The World’s Most Creative And Bizarre Data Centres


When we think of data centres, we tend to think of large, open rooms full of featureless racks. But many break the mould and utilise truly creative designs, layouts, and locations.

These unusual data centres are not vanity projects, but creative responses to some of the challenges that technology has presented.

As concerns about information security and continuity grow, businesses need data centres to be increasingly resilient against physical attacks and natural disasters. That has led to some data centres being housed in unusual locations, making the best use of the natural environment to shore up their security.

In Norway, the Green Mountain data centre is located in a disused ammo store on an island, embedded into the rock of the mountain. In the Netherlands, the CyberBunker is located in an ex-nuclear bunker, giving customers similar security to that enjoyed by its previous owners, NATO.

There’s another good reason to use natural resources creatively in data centre construction. Green power, and inventive use of water and air, all help to cut energy use. In 2014, the centres in the United States used around 2% of the country’s power, making data centres one of the world’s biggest drains on the grid. To reduce this, developers are starting to work with nature, not against it.

For example, cool water from natural sources can be used in place of air conditioning. It can be transported using gravity, rather than electric pumps. The water can then be used to cool equipment or used in place of traditional air conditioning. Elements of these technologies are used in Roubaix in France.

Water can also be used to generate power, as is the case with Yahoo’s Computing Coops in New York. The electricity that powers its servers is generated by nearby Niagara Falls.

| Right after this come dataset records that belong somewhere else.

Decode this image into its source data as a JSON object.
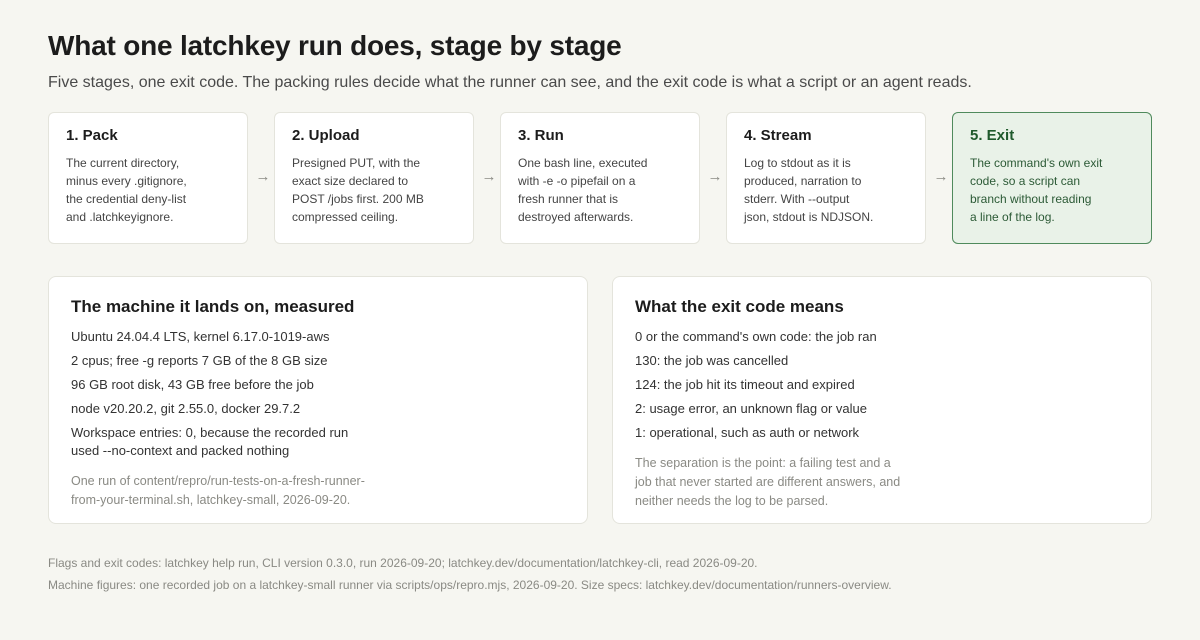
{
  "header": {
    "title": "What one latchkey run does, stage by stage",
    "subtitle": "Five stages, one exit code. The packing rules decide what the runner can see, and the exit code is what a script or an agent reads."
  },
  "stages": [
    {
      "title": "1. Pack",
      "body": "The current directory,\nminus every .gitignore,\nthe credential deny-list\nand .latchkeyignore."
    },
    {
      "title": "2. Upload",
      "body": "Presigned PUT, with the\nexact size declared to\nPOST /jobs first. 200 MB\ncompressed ceiling."
    },
    {
      "title": "3. Run",
      "body": "One bash line, executed\nwith -e -o pipefail on a\nfresh runner that is\ndestroyed afterwards."
    },
    {
      "title": "4. Stream",
      "body": "Log to stdout as it is\nproduced, narration to\nstderr. With --output\njson, stdout is NDJSON."
    },
    {
      "title": "5. Exit",
      "body": "The command's own exit\ncode, so a script can\nbranch without reading\na line of the log."
    }
  ],
  "arrow_glyph": "→",
  "machine_panel": {
    "title": "The machine it lands on, measured",
    "items": [
      "Ubuntu 24.04.4 LTS, kernel 6.17.0-1019-aws",
      "2 cpus; free -g reports 7 GB of the 8 GB size",
      "96 GB root disk, 43 GB free before the job",
      "node v20.20.2, git 2.55.0, docker 29.7.2",
      "Workspace entries: 0, because the recorded run\nused --no-context and packed nothing"
    ],
    "note": "One run of content/repro/run-tests-on-a-fresh-runner-\nfrom-your-terminal.sh, latchkey-small, 2026-09-20."
  },
  "exit_panel": {
    "title": "What the exit code means",
    "items": [
      "0 or the command's own code: the job ran",
      "130: the job was cancelled",
      "124: the job hit its timeout and expired",
      "2: usage error, an unknown flag or value",
      "1: operational, such as auth or network"
    ],
    "note": "The separation is the point: a failing test and a\njob that never started are different answers, and\nneither needs the log to be parsed."
  },
  "footnotes": [
    "Flags and exit codes: latchkey help run, CLI version 0.3.0, run 2026-09-20; latchkey.dev/documentation/latchkey-cli, read 2026-09-20.",
    "Machine figures: one recorded job on a latchkey-small runner via scripts/ops/repro.mjs, 2026-09-20. Size specs: latchkey.dev/documentation/runners-overview."
  ]
}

In Germany, Cloud&Heat recycles the heat generated by servers to warm both air and water in neighbouring buildings. This technology offers a glimpse into an interesting solution where the heat generated by a data centre is put to use to save power elsewhere.

A full infographic can be found here.